Now, of course, there will be questions of how to deal with eCommerce questions or now hot topic the issue of net neutrality where the US has laws, the EU has laws and it has an impact on the digital economy, but fundamental law cannot be made or changed by a trade agreement and I think that that is something that the EU across the political spectrum agrees on.
>> So it Vint Serf again. It strikes me that we should keep in mind that all the various threats to security, safety and privacy are global in scope. There is no place to hide. Anyone in one part of the world could launch an attack against anyone else. So if we are really going to come to grips with our concerns we are going to have to find common ground, because we will need to cooperate in order to respond to these problems. It is not a question of drawing lines in jurisdiction, it's a question of coming to common agreements. Without that I think that we will always find this to be very, very complex space and only the bad guys will win.

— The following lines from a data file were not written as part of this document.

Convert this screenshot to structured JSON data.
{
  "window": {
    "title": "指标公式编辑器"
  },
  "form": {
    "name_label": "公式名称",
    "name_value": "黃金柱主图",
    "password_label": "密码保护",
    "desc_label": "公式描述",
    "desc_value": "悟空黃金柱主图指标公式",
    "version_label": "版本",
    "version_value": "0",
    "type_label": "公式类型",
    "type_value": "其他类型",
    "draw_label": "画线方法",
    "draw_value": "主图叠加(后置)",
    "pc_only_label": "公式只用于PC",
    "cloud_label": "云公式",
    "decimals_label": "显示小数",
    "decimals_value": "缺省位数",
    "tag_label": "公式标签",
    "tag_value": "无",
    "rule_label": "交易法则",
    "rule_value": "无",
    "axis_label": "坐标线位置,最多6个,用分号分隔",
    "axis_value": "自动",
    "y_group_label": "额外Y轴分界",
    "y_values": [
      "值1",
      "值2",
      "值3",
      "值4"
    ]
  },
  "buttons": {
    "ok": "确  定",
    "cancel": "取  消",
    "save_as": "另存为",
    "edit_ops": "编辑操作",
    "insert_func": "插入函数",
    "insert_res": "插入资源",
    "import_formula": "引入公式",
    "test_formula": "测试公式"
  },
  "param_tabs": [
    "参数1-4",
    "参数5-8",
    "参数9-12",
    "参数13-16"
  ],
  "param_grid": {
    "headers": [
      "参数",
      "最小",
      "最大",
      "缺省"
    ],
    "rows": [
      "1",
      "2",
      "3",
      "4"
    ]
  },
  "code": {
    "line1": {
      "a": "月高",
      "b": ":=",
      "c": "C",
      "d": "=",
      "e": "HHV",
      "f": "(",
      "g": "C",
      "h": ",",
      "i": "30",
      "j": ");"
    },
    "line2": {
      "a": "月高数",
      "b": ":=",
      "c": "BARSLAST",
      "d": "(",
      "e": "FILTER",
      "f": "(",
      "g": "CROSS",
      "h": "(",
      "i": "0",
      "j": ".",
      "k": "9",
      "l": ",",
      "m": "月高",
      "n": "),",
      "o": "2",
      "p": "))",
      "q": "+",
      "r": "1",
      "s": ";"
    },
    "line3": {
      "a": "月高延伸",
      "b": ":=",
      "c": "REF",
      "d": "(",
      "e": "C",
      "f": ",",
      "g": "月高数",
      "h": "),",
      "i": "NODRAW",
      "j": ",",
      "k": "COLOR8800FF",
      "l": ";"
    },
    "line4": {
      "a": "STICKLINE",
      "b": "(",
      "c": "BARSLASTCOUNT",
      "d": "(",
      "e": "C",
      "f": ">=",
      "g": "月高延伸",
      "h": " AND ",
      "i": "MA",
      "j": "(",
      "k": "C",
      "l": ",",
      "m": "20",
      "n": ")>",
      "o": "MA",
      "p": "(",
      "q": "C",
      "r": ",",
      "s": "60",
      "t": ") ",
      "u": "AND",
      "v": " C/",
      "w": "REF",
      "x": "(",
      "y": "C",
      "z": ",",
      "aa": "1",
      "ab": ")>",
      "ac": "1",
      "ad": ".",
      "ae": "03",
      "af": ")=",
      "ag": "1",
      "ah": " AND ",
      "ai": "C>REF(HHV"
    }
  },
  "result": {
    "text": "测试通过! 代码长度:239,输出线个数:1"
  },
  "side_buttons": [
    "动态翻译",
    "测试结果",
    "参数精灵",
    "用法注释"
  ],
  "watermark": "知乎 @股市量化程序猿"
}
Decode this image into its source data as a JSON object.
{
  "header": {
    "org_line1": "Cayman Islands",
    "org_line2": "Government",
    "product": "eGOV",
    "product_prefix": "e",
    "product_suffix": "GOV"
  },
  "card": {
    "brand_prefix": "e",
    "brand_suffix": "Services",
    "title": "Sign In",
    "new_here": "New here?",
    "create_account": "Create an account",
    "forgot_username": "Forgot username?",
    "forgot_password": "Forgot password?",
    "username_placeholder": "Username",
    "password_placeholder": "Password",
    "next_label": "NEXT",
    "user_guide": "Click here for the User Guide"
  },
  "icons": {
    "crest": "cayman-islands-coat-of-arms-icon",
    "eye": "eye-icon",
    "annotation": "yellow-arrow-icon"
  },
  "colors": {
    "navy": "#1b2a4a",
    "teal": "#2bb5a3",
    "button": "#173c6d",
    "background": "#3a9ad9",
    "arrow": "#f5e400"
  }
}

>> Thank you, Vint. We just have two, three minutes left.
One more questions from the audience and then we are closing the
Thank you everybody.
>> AUDIENCE: Hi. Hello, my name is Marelo. I am also with the youth programme
We refer to the question of the roles with the company. What should be the role of governance in regulating big companies that acquire other companies because of the data they hold and, so, is antitrust an element of privacy?
>> MODERATOR: Would anybody like to answer on the big platform data competition question?
>> VINT CERF: Well, I guess I represent a big company, but I would like to point out to you the problems that you are concerned about are not purely a consequence of big companies. These problems occur through -- across the in tear tire spectrum of entities that are on the Internet.
So the concern is not just about big companies, but it is about everyone who might have access to or might generate information that needs to be kept private.
>> Just to push back a little bit on the comment that Vint just made. I think it wouldn't be wrong to say that evil is a function of size and the bigger you are, the more harmful you can be if you want to be. And when in the US for example you decide to regulate restaurants, a single instance of a (Indiscernible) restaurant is subject to less regulation than a national forceful chain, so therefore it is not unreasonable to expect that regulation be targeted at larger actors.
>> Just to make it clear. Under US antitrust law, these issues would be dealt with based on the economic impacts of the combination. So, depending on what data is involved, it may or may not be a relevant issue for the antitrust authorities. And then at least the United States, certainly more resources get applied to investigations and reviews of larger companies, but that's not set out in the law as a special category requiring special review or consideration.
>> MODERATOR: Thank you. I am happy to tweet later. The (Indiscernible) is having a lot of discussions on that and have some documents coming out on big platform competition if anybody is interest owed that.
But now I would like to pass to my friend Jonah to close the panel.
>> MODERATOR: Well, thank you everyone for coming and behalf of NTIA and public knowledge appreciate and thank all our panelists.
(Concluded at 12:02)